It may be premature to invest in Hawaiian-shirt futures just yet, but if it's in the Wall Street Journal, chances are it's official: the once (and still sometimes) kitschy topic of tiki is on the resurgence.
Last week, in a piece called "Tiki Doesn't Have to Be Tacky," Eric Felten tackles what I acknowledged a while back: "The time seems ripe for a Polynesian Pop revival--and, in fact, it's already under way."
But if the tiki renaissance was already in progress, now it has even more reason to blossom. As Felten notes, the original era of tiki style began in 1934, during the Great Depression, and tiki's heyday was in the 1950s and early '60s, during the post-war and Cold War era.
Today, with our global financial turmoil and engagement in more wars overseas, more people may be searching for good, old-fashioned escapism. As Felten writes, today "there's a new allure to the escape it promises. What are we escaping now? The financial woes may be the best excuse of the moment, but tiki provides an escape somewhat more fundamental, a vacation from the everyday, even if today's bears little resemblance to the everyday of the '50s."
To witness the contemporary embrace of tiki, look no further than San Francisco, where, this week, dozens of Scorpion Bowl-imbibing enthusiasts are engaging in Tiki Crawl 2008, an event organized by Tiki Central. Participants orchestrate a coordinated, and no-doubt colorful, assault on some of the Bay Area's tiki institutions, ranging from the Tonga Room at the Fairmont Hotel to today's new capital of tiki, Forbidden Island in Alameda.
Owned by Martin Cate, Forbidden Island has helped drive the growing interest in tiki by preparing classic and classic-style exotic drinks with fresh ingredients and an approach emphasizing quality and balance (rather than sheer alcoholic musclepower). Cate has earned accolades for his work to revive the art of exotic drink preparation, and his presentations at the recent Tales of the Cocktail were some of the most energized and highly attended of the event.
Felten acknowledges Forbidden Island's impact, writing "Will the tiki-revival flourish? Perhaps, especially if more places follow the lead of Mr. Cate and his Forbidden Island crew, concocting compelling drinks that can't be found anywhere but at a tiki bar."

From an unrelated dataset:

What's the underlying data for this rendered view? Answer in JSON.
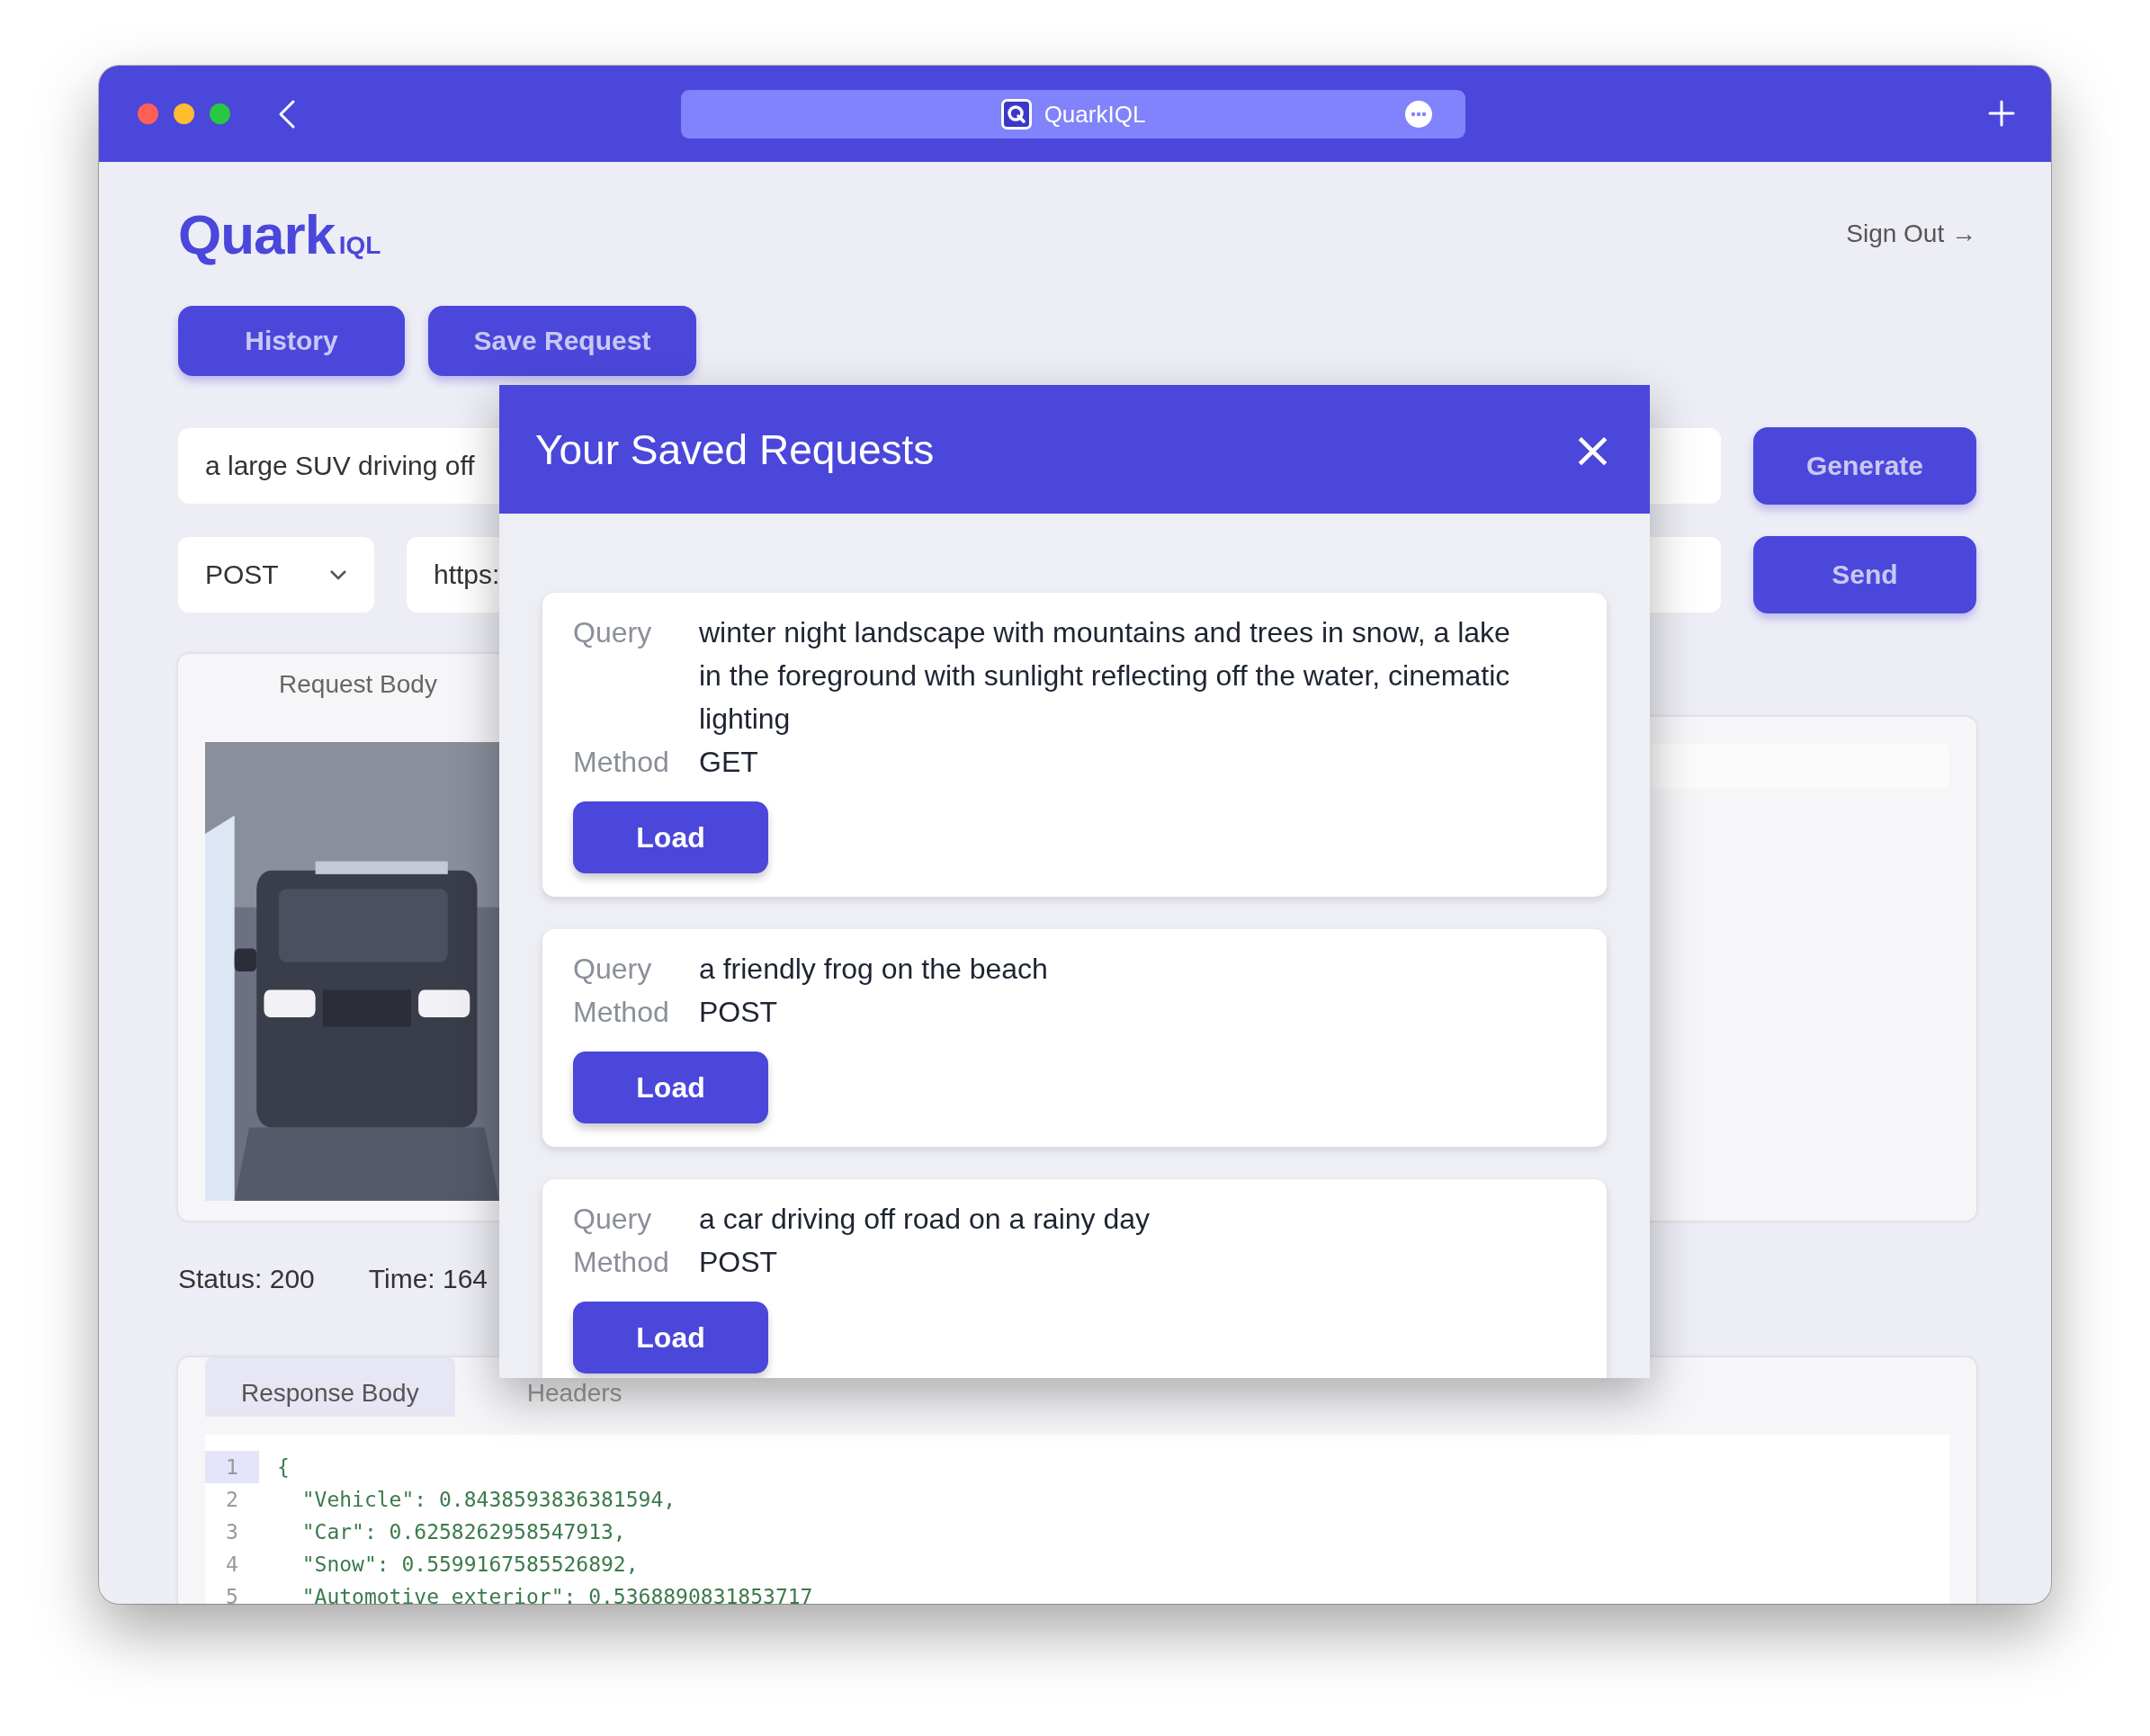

Of course, the original tiki phenomenon, which lasted the better part of four decades, collapsed in a weight of kitsch and tacky tribute in the late 1960s and early '70s. Does the current tiki revival have staying power?

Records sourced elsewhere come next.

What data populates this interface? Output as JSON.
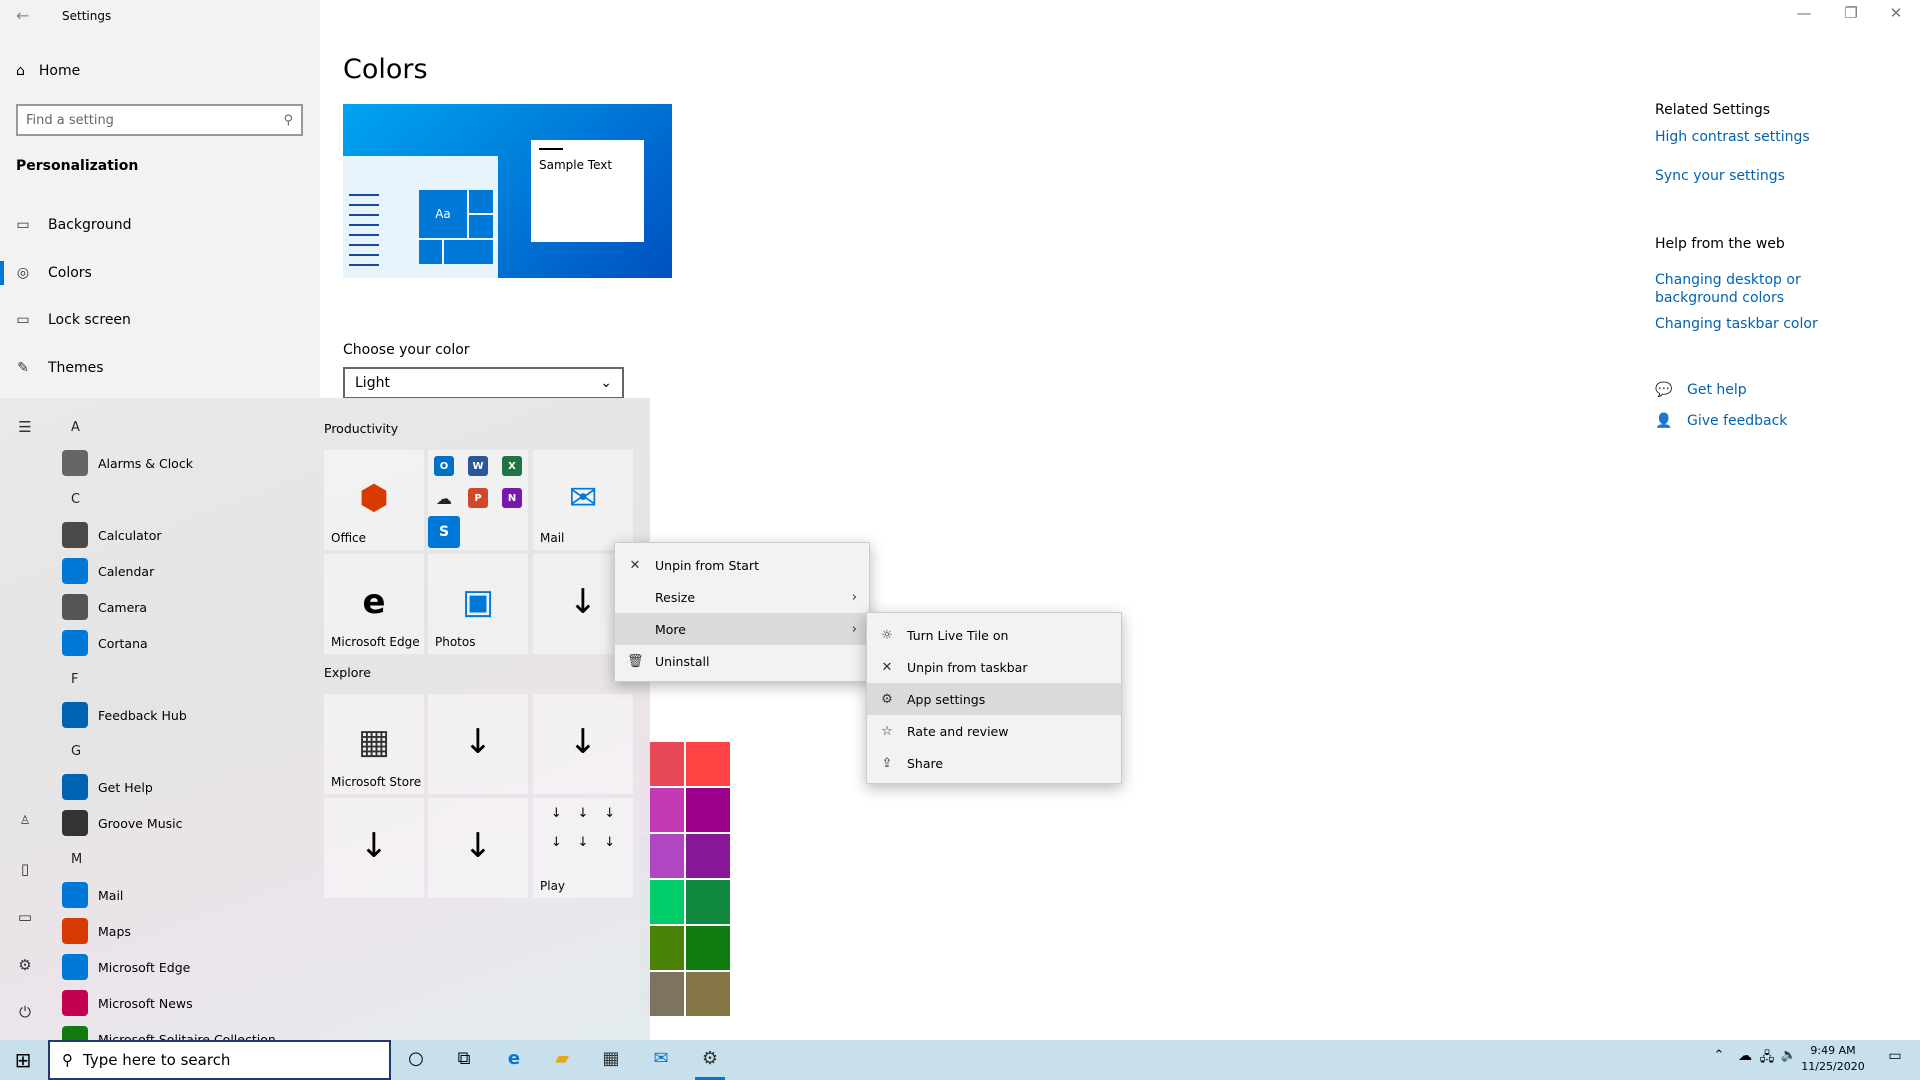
{
  "window": {
    "title": "Settings",
    "controls": [
      "—",
      "❐",
      "✕"
    ]
  },
  "nav": {
    "home": "Home",
    "search_placeholder": "Find a setting",
    "section": "Personalization",
    "items": [
      {
        "label": "Background",
        "icon": "picture-icon"
      },
      {
        "label": "Colors",
        "icon": "palette-icon",
        "selected": true
      },
      {
        "label": "Lock screen",
        "icon": "lock-screen-icon"
      },
      {
        "label": "Themes",
        "icon": "brush-icon"
      }
    ]
  },
  "main": {
    "title": "Colors",
    "sample_text": "Sample Text",
    "preview_tile_text": "Aa",
    "choose_label": "Choose your color",
    "choose_value": "Light",
    "swatches": [
      "#e74856",
      "#ff4343",
      "#c239b3",
      "#9a0089",
      "#b146c2",
      "#881798",
      "#00cc6a",
      "#10893e",
      "#498205",
      "#107c10",
      "#7e735f",
      "#847545"
    ]
  },
  "related": {
    "heading": "Related Settings",
    "links": [
      "High contrast settings",
      "Sync your settings"
    ],
    "help_heading": "Help from the web",
    "help_links": [
      "Changing desktop or background colors",
      "Changing taskbar color"
    ],
    "get_help": "Get help",
    "give_feedback": "Give feedback"
  },
  "start": {
    "letters": [
      "A",
      "C",
      "F",
      "G",
      "M"
    ],
    "apps": [
      {
        "label": "Alarms & Clock",
        "color": "#666"
      },
      {
        "label": "Calculator",
        "color": "#4a4a4a"
      },
      {
        "label": "Calendar",
        "color": "#0078d7"
      },
      {
        "label": "Camera",
        "color": "#555"
      },
      {
        "label": "Cortana",
        "color": "#0078d7"
      },
      {
        "label": "Feedback Hub",
        "color": "#0063b1"
      },
      {
        "label": "Get Help",
        "color": "#0063b1"
      },
      {
        "label": "Groove Music",
        "color": "#333"
      },
      {
        "label": "Mail",
        "color": "#0078d7"
      },
      {
        "label": "Maps",
        "color": "#d83b01"
      },
      {
        "label": "Microsoft Edge",
        "color": "#0078d7"
      },
      {
        "label": "Microsoft News",
        "color": "#c30052"
      },
      {
        "label": "Microsoft Solitaire Collection",
        "color": "#107c10"
      }
    ],
    "groups": {
      "productivity": "Productivity",
      "explore": "Explore"
    },
    "tiles": {
      "office": "Office",
      "mail": "Mail",
      "edge": "Microsoft Edge",
      "photos": "Photos",
      "store": "Microsoft Store",
      "play": "Play"
    }
  },
  "context_menu": {
    "items": [
      {
        "label": "Unpin from Start",
        "icon": "unpin-icon"
      },
      {
        "label": "Resize",
        "icon": "",
        "submenu": true
      },
      {
        "label": "More",
        "icon": "",
        "submenu": true,
        "highlighted": true
      },
      {
        "label": "Uninstall",
        "icon": "trash-icon"
      }
    ]
  },
  "submenu": {
    "items": [
      {
        "label": "Turn Live Tile on",
        "icon": "live-tile-icon"
      },
      {
        "label": "Unpin from taskbar",
        "icon": "unpin-icon"
      },
      {
        "label": "App settings",
        "icon": "gear-icon",
        "highlighted": true
      },
      {
        "label": "Rate and review",
        "icon": "star-icon"
      },
      {
        "label": "Share",
        "icon": "share-icon"
      }
    ]
  },
  "taskbar": {
    "search_placeholder": "Type here to search",
    "time": "9:49 AM",
    "date": "11/25/2020"
  }
}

About the author: Paul Clarke blogs about cocktails at The Cocktail Chronicles and writes regularly on spirits and cocktails for Imbibe magazine. He lives in Seattle, where he works as a writer and magazine editor.